So now I'm back, and it is my hope to post every weekday -- weekends may be hit-or-miss. So for those of you who have been checking in to see whether I have had anything to say, thanks, and I hope you can check in regularly from now on.
When you don't write for so long, you miss a lot of great conversations. Off and on, I may weave back through past posts of my fellow bloggers and add my voice to the bygone chorus. Back nearly a month ago, Isaac raised "The New Play Question(s)," the center of which was as follows:
Why new plays? Why do new plays have intrinsic value? Or what value do they have? Why should we bother doing new plays? Or dedicating theaters to the artistic mission of bringing them to life? What is different (and differently valuable and important) about new plays as opposed to revisitng or reinterpreting or whatever existing texts?
Quite a few people had things to say, and I'm not certain I have a whole lot new to add, but I'd like to throw in my two cents worth. I'm not certain that I can say it any better than Margo Jones did in her inspiring 1951 book Theatre-in-the-Round, which I also quoted here:
I believe it is imperative in creating new resident professional companies to take a violent stand about the choice of plays. Personally I believe in the production of classics and new scripts, with emphasis on new scripts. Our theatre can never be stronger than the quality of its plays. We must, therefore, have a great number of good plays. The classics have proved their value throughout the history of the theatre, and I believe we should draw on them as great literature and great theatre. But if we ( produce only classics, we are in no way reflecting our own age. Our theatres must not only be professional, they must be contemporary as well. The most excellent seasons in New York are those which bring forth exciting new play-writing talent.
Too many people are saying, "I'll do a new play if I can find a good one." Certainly you must find a good one, but this attitude is not good enough. The plays can be found if you look hard enough. And if you take the violent stand I have spoken about, you will feel obligated to search and search and search until the scripts are discovered. I have a belief that there is great writing in America today and that much of it has not yet been unearthed.
Great theatres have always had their playwrights. Shakespeare, Lope de Vega, Moliere, Ibsen—all these were men around whom theatrical companies were functioning. The Moscow Art Theatre had Chekhov; the Abbey Theatre had Yeats, Synge and O'Casey; the Provincetown had O'Neill; the Group had Odets. We must have our new playwrights, and we will not have them unless we give them many outlets to see their plays produced. This is the best way in which they can learn to write better plays.

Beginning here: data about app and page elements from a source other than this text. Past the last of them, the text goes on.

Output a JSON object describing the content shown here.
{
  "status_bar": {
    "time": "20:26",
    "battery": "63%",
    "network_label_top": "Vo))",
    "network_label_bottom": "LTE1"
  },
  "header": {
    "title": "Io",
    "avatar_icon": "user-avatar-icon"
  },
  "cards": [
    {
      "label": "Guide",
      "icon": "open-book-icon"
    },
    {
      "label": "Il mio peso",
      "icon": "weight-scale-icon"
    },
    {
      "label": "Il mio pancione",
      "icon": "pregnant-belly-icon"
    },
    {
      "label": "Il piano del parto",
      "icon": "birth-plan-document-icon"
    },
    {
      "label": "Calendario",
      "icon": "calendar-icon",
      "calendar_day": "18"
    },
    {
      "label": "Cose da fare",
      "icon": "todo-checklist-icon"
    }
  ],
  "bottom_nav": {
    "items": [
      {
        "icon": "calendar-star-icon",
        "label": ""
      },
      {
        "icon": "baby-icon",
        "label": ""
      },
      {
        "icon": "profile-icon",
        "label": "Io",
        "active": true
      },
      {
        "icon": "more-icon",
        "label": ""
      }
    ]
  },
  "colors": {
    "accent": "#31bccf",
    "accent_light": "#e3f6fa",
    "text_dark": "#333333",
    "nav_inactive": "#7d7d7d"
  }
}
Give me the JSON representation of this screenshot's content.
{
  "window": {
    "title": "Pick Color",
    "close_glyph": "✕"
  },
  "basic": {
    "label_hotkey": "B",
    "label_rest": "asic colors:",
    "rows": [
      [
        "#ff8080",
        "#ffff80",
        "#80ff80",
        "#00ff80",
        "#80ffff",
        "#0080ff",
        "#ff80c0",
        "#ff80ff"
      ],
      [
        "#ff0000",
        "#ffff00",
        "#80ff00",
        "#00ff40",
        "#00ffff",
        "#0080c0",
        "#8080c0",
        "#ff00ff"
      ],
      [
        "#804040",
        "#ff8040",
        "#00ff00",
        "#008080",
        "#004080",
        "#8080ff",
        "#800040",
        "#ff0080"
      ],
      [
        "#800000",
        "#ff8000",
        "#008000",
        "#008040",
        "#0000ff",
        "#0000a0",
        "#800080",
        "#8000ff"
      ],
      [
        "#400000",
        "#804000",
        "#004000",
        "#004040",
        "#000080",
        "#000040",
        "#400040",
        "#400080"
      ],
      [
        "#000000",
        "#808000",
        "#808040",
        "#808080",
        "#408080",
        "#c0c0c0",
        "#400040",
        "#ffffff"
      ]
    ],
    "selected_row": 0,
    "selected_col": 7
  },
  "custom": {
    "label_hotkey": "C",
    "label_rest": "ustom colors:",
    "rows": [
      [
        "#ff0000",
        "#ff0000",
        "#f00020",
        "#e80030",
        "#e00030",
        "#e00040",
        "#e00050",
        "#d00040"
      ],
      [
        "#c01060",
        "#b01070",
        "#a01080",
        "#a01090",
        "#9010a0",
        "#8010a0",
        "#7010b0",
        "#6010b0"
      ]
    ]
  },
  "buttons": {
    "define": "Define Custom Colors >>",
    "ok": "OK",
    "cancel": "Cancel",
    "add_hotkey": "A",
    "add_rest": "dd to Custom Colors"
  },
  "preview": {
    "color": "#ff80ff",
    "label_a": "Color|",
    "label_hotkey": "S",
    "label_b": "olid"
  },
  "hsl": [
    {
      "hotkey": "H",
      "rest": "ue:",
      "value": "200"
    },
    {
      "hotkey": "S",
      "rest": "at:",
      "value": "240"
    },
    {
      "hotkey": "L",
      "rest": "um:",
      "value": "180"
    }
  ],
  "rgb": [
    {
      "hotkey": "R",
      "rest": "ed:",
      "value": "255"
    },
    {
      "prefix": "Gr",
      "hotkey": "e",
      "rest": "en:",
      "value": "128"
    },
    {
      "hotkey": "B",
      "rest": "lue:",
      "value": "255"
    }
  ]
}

The production of classics is healthy, but it is not step in the flowering we want to see in the American theatre. We need progress, and the seed of progress in theatre lies in the new plays.
I think Jones' agricultural metaphor of the "seed of progress" is a good one. Every time a theatre does a classic, it is dipping into the storehouse where the harvest of the past has been saved. But unless we plant seeds, we will deplete our reserves and will have nothing with which to replace it.
How is it possible to "deplete our reserves"? Aren't the classics the theatrical gifts that keep on giving? Can't we keep on reinterpreting the classics forever? Playwright Noah Smith, consciously playing the role of the devil's advocate in Isaac's comments, says perhaps we can:
[I]t would not be the end of the world if new play production decreased. It would be sad, and theatre would become less relevant. But it wouldn't be the death knell for the art form. Believe me, I support new plays and new playwrights, but if almost all we did were revivals ... it would be kinda sorta okay.Drawing a parallel between theatre and opera and, I would argue, classical music in general, is a good one, because all three are in danger of starving to death artistically. This is part of what I meant when I spoke about the Schiavo-ization of the theatre -- there is no new activity, no interaction with the now. Those who visit, do so only to remember the past, as there is no future that can be forged. It is nostalgic rather than alive. And that is, in fact, the death knell for the art form. Sure, there will likely still be actors speaking words on a stage, but the performance will take on the atmosphere of a historic town where re-enactors don the costumes of a bygone era and demonstrate the "olde ways." You visit to look back, not forward.
Opera is essentially in a situation where 99 percent of it is revivals from a large canon. New operas are written, but rarely do they take off and become part of the regular repertoire. Opera is doing just fine ... yes, it's for a niche audience, but that niche is well filled.
When you strike a note on a piano, the strings an octave above and below vibrate sympathetically. Likewise, when a play is first produced, it strikes a primary note within the culture; thereafter, with each succeeding production as time passes, the audience hears less of the original note and more of the sympathetic vibrations, which are never as strong nor as clear. We must strike our own chords.
The vigor of the theatre is rooted in the audience's curiosity of what will happen next, not its memory of what already has.
How we came to this situation will be the subject of tomorrow's post.